Interface dataset entries

.....

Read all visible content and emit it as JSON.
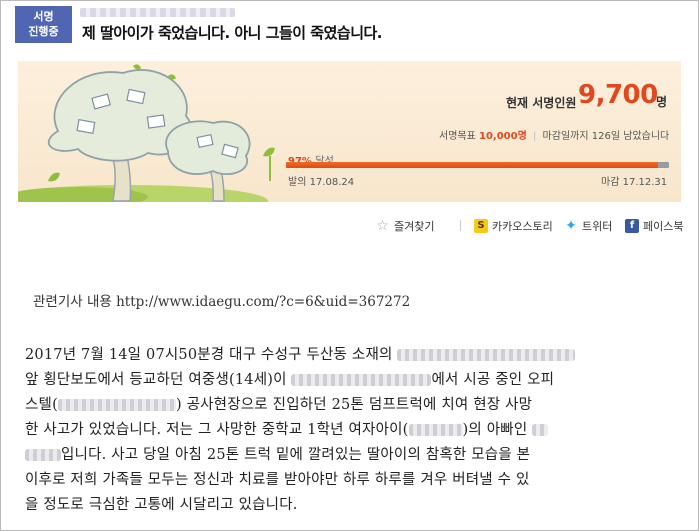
{
  "header": {
    "badge_line1": "서명",
    "badge_line2": "진행중",
    "title": "제 딸아이가 죽었습니다. 아니 그들이 죽였습니다."
  },
  "petition": {
    "count_label": "현재 서명인원",
    "count_value": "9,700",
    "count_unit": "명",
    "goal_label": "서명목표",
    "goal_value": "10,000명",
    "deadline_label": "마감일까지",
    "deadline_value": "126일",
    "deadline_suffix": "남았습니다",
    "progress_percent": 97,
    "progress_text": "97%",
    "progress_suffix": "달성",
    "start_label": "발의",
    "start_date": "17.08.24",
    "end_label": "마감",
    "end_date": "17.12.31",
    "accent_color": "#e2471e"
  },
  "share": {
    "favorite_label": "즐겨찾기",
    "kakao_label": "카카오스토리",
    "twitter_label": "트위터",
    "facebook_label": "페이스북"
  },
  "article": {
    "source_label": "관련기사 내용 http://www.idaegu.com/?c=6&uid=367272",
    "line1_a": "2017년 7월 14일 07시50분경 대구 수성구 두산동 소재의",
    "line2_a": "앞 횡단보도에서 등교하던 여중생(14세)이",
    "line2_b": "에서 시공 중인 오피",
    "line3_a": "스텔(",
    "line3_b": ") 공사현장으로 진입하던 25톤 덤프트럭에 치여 현장 사망",
    "line4_a": "한 사고가 있었습니다. 저는 그 사망한 중학교 1학년 여자아이(",
    "line4_b": ")의 아빠인",
    "line5_a": "입니다. 사고 당일 아침 25톤 트럭 밑에 깔려있는 딸아이의 참혹한 모습을 본",
    "line6_a": "이후로 저희 가족들 모두는 정신과 치료를 받아야만 하루 하루를 겨우 버텨낼 수 있",
    "line7_a": "을 정도로 극심한 고통에 시달리고 있습니다."
  }
}
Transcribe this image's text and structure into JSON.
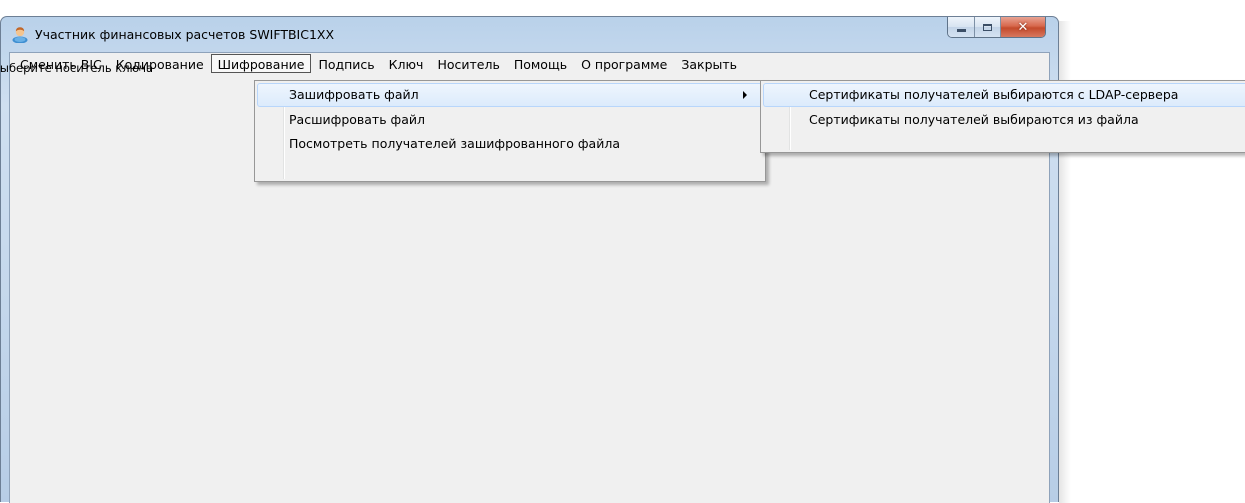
{
  "window": {
    "title": "Участник финансовых расчетов SWIFTBIC1XX",
    "icon": "user-icon",
    "caption": {
      "minimize": "minimize-icon",
      "maximize": "maximize-icon",
      "close_label": "✕"
    }
  },
  "menubar": {
    "items": [
      {
        "label": "Сменить BIC"
      },
      {
        "label": "Кодирование"
      },
      {
        "label": "Шифрование",
        "open": true
      },
      {
        "label": "Подпись"
      },
      {
        "label": "Ключ"
      },
      {
        "label": "Носитель"
      },
      {
        "label": "Помощь"
      },
      {
        "label": "О программе"
      },
      {
        "label": "Закрыть"
      }
    ]
  },
  "status_hint": "Выберите носитель ключа",
  "dropdown": {
    "items": [
      {
        "label": "Зашифровать файл",
        "has_submenu": true,
        "highlighted": true
      },
      {
        "label": "Расшифровать файл"
      },
      {
        "label": "Посмотреть получателей зашифрованного файла"
      }
    ]
  },
  "submenu": {
    "items": [
      {
        "label": "Сертификаты получателей выбираются с LDAP-сервера",
        "highlighted": true
      },
      {
        "label": "Сертификаты получателей выбираются из файла"
      }
    ]
  },
  "colors": {
    "frame": "#b9d1ea",
    "menu_bg": "#f0f0f0",
    "highlight": "#dcebfc",
    "close_button": "#c44a2c"
  }
}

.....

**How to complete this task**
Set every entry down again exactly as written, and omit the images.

**Exercise output**
Read all visible content and emit it as JSON.
{
  "header": {
    "badge_line1": "서명",
    "badge_line2": "진행중",
    "title": "제 딸아이가 죽었습니다. 아니 그들이 죽였습니다."
  },
  "petition": {
    "count_label": "현재 서명인원",
    "count_value": "9,700",
    "count_unit": "명",
    "goal_label": "서명목표",
    "goal_value": "10,000명",
    "deadline_label": "마감일까지",
    "deadline_value": "126일",
    "deadline_suffix": "남았습니다",
    "progress_percent": 97,
    "progress_text": "97%",
    "progress_suffix": "달성",
    "start_label": "발의",
    "start_date": "17.08.24",
    "end_label": "마감",
    "end_date": "17.12.31",
    "accent_color": "#e2471e"
  },
  "share": {
    "favorite_label": "즐겨찾기",
    "kakao_label": "카카오스토리",
    "twitter_label": "트위터",
    "facebook_label": "페이스북"
  },
  "article": {
    "source_label": "관련기사 내용 http://www.idaegu.com/?c=6&uid=367272",
    "line1_a": "2017년 7월 14일 07시50분경 대구 수성구 두산동 소재의",
    "line2_a": "앞 횡단보도에서 등교하던 여중생(14세)이",
    "line2_b": "에서 시공 중인 오피",
    "line3_a": "스텔(",
    "line3_b": ") 공사현장으로 진입하던 25톤 덤프트럭에 치여 현장 사망",
    "line4_a": "한 사고가 있었습니다. 저는 그 사망한 중학교 1학년 여자아이(",
    "line4_b": ")의 아빠인",
    "line5_a": "입니다. 사고 당일 아침 25톤 트럭 밑에 깔려있는 딸아이의 참혹한 모습을 본",
    "line6_a": "이후로 저희 가족들 모두는 정신과 치료를 받아야만 하루 하루를 겨우 버텨낼 수 있",
    "line7_a": "을 정도로 극심한 고통에 시달리고 있습니다."
  }
}
Transcribe this image's text and structure into JSON.
{
  "window": {
    "title": "Участник финансовых расчетов SWIFTBIC1XX",
    "icon": "user-icon",
    "caption": {
      "minimize": "minimize-icon",
      "maximize": "maximize-icon",
      "close_label": "✕"
    }
  },
  "menubar": {
    "items": [
      {
        "label": "Сменить BIC"
      },
      {
        "label": "Кодирование"
      },
      {
        "label": "Шифрование",
        "open": true
      },
      {
        "label": "Подпись"
      },
      {
        "label": "Ключ"
      },
      {
        "label": "Носитель"
      },
      {
        "label": "Помощь"
      },
      {
        "label": "О программе"
      },
      {
        "label": "Закрыть"
      }
    ]
  },
  "status_hint": "Выберите носитель ключа",
  "dropdown": {
    "items": [
      {
        "label": "Зашифровать файл",
        "has_submenu": true,
        "highlighted": true
      },
      {
        "label": "Расшифровать файл"
      },
      {
        "label": "Посмотреть получателей зашифрованного файла"
      }
    ]
  },
  "submenu": {
    "items": [
      {
        "label": "Сертификаты получателей выбираются с LDAP-сервера",
        "highlighted": true
      },
      {
        "label": "Сертификаты получателей выбираются из файла"
      }
    ]
  },
  "colors": {
    "frame": "#b9d1ea",
    "menu_bg": "#f0f0f0",
    "highlight": "#dcebfc",
    "close_button": "#c44a2c"
  }
}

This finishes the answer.